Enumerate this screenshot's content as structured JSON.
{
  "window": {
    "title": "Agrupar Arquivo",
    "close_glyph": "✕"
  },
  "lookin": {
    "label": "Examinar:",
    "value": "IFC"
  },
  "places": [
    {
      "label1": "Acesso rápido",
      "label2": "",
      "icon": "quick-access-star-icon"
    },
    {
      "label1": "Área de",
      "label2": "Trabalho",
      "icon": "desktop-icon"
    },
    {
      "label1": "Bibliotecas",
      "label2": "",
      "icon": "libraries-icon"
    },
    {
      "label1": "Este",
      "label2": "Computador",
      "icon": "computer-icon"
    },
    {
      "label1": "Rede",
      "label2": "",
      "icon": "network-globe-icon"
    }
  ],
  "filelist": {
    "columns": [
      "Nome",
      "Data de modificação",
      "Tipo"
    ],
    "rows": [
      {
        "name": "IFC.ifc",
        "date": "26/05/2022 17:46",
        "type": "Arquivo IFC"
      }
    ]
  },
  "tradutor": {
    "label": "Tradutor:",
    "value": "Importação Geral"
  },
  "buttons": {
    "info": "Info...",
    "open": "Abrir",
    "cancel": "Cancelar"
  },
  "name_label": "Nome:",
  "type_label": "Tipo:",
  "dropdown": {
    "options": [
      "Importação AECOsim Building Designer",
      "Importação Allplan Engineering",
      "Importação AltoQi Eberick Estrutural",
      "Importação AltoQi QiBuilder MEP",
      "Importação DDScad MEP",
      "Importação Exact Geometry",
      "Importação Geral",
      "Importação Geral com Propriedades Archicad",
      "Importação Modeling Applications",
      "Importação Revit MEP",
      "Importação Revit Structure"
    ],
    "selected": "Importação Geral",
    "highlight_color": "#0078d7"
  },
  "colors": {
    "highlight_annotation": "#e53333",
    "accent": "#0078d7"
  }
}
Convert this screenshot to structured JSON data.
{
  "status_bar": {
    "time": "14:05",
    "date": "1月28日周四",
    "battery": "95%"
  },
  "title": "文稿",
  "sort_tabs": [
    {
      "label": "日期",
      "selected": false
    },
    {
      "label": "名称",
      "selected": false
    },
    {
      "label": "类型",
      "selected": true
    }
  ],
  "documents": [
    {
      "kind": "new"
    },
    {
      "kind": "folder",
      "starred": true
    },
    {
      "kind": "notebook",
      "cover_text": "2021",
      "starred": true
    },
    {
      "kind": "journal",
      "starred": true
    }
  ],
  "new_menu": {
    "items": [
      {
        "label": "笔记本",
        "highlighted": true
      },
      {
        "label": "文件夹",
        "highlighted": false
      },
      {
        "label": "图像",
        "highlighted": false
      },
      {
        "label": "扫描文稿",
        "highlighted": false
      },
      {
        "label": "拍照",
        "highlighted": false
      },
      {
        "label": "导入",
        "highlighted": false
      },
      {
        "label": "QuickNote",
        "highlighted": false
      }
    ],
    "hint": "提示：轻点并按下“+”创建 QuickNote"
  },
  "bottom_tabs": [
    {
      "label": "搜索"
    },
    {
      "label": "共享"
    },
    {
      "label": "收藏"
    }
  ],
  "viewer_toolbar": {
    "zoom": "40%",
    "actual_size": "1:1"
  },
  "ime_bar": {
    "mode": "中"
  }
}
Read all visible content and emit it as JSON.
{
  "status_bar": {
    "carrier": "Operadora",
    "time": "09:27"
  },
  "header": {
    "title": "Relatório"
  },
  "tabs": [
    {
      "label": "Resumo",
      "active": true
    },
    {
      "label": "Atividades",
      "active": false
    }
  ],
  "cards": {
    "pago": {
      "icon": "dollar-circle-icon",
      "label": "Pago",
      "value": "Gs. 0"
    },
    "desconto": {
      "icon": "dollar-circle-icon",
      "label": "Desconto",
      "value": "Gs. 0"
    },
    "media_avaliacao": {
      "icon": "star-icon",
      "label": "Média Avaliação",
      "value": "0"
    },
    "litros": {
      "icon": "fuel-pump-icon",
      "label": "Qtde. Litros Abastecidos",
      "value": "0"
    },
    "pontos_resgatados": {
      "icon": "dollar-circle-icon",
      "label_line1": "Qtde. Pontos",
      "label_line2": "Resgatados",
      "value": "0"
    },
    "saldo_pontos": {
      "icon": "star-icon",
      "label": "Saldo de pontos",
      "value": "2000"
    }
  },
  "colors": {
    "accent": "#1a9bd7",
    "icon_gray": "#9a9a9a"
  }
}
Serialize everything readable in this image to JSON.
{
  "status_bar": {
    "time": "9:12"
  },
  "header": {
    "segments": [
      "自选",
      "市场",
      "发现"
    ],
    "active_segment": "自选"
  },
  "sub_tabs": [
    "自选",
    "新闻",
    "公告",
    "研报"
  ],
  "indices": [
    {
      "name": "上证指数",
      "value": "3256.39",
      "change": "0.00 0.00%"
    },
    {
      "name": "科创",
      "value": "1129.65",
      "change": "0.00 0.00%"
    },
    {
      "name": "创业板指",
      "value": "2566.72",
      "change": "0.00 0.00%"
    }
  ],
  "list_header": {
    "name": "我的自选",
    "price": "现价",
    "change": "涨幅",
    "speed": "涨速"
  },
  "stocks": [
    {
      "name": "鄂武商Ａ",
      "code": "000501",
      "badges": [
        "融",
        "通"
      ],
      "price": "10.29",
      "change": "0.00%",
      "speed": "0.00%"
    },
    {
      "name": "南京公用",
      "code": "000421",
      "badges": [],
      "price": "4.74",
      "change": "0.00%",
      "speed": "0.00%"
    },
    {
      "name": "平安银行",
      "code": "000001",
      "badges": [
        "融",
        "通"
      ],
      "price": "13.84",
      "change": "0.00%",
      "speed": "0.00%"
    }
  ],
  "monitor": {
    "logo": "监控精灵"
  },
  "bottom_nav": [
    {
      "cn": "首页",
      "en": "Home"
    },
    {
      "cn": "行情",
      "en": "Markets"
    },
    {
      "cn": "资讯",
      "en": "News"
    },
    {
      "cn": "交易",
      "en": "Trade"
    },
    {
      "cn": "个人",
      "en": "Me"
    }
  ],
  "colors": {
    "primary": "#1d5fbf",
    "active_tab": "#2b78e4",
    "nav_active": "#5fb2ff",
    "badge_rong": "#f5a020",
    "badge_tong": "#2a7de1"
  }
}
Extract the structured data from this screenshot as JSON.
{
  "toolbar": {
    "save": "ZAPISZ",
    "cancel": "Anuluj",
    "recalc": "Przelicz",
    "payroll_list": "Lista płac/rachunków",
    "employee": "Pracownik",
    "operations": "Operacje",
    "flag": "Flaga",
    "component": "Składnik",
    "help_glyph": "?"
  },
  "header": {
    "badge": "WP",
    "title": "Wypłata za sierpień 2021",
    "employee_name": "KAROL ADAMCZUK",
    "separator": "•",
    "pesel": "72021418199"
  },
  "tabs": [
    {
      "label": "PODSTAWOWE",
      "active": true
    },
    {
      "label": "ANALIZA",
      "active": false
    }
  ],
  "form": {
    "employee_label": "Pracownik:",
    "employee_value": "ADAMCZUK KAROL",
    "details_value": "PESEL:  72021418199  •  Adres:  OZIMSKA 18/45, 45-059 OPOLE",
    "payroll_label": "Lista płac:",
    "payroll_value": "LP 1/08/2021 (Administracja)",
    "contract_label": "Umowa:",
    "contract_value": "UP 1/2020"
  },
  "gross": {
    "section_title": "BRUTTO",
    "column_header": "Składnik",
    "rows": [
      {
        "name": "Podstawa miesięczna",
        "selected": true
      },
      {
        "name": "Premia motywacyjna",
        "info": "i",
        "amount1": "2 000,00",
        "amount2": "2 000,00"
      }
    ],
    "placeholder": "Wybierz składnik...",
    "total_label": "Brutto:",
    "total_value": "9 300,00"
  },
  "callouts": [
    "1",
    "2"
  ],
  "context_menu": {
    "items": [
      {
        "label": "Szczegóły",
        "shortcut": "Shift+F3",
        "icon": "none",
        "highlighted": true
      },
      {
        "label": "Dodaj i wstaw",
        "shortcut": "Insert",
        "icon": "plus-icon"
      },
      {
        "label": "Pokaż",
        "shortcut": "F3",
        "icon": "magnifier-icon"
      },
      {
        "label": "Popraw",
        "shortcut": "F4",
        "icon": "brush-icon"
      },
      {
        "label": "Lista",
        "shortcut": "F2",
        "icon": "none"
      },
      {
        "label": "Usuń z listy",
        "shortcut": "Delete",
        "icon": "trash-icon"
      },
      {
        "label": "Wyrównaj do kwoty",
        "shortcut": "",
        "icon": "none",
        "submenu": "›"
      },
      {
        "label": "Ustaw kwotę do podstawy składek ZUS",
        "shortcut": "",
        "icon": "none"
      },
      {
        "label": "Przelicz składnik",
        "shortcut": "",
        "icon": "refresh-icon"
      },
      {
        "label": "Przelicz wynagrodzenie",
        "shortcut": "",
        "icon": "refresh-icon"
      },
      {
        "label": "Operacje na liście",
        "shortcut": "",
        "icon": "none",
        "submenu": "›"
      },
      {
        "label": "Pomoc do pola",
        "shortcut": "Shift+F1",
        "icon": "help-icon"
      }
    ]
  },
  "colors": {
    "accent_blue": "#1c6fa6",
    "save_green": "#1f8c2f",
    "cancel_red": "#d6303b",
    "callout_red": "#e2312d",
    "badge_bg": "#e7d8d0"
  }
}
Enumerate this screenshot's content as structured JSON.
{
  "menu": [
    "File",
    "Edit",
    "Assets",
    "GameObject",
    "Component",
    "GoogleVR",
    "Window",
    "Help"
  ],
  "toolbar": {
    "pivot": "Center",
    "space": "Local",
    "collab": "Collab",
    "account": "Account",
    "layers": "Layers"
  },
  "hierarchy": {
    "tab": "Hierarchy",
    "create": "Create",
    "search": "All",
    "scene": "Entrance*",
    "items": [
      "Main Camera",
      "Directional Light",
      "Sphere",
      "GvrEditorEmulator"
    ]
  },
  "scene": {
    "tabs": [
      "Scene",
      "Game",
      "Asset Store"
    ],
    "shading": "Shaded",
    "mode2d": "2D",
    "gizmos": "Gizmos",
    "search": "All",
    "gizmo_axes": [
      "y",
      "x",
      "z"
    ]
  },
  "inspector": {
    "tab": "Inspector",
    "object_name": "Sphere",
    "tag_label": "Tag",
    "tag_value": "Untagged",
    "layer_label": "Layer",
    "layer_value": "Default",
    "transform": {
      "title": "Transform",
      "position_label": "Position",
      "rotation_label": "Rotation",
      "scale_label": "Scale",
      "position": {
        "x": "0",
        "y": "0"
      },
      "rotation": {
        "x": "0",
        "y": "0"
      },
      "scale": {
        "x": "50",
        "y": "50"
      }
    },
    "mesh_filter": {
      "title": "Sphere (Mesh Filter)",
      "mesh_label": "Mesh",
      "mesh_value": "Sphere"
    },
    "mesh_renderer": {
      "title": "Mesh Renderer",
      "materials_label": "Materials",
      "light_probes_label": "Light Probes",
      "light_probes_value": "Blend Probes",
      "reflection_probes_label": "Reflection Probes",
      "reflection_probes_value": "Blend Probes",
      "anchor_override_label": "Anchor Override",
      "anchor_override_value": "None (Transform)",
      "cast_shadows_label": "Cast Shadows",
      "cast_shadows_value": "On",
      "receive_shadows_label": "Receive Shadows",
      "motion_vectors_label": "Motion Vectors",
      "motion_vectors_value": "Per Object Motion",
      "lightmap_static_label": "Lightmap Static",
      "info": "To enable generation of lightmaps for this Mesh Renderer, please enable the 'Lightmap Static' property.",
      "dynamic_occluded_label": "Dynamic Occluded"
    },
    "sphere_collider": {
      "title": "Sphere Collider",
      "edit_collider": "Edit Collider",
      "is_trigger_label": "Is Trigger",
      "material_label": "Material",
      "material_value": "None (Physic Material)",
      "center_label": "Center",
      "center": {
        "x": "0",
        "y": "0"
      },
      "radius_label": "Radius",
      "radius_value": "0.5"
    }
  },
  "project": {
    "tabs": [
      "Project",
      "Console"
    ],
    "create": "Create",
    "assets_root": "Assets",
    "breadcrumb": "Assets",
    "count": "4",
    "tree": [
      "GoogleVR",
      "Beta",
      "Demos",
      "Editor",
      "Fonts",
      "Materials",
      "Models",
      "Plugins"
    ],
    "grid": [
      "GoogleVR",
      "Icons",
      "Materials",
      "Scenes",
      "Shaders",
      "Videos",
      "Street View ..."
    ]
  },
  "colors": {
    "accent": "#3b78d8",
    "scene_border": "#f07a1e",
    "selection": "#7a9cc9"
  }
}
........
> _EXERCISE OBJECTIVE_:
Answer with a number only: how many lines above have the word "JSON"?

> _ANSWER SPACE_:
6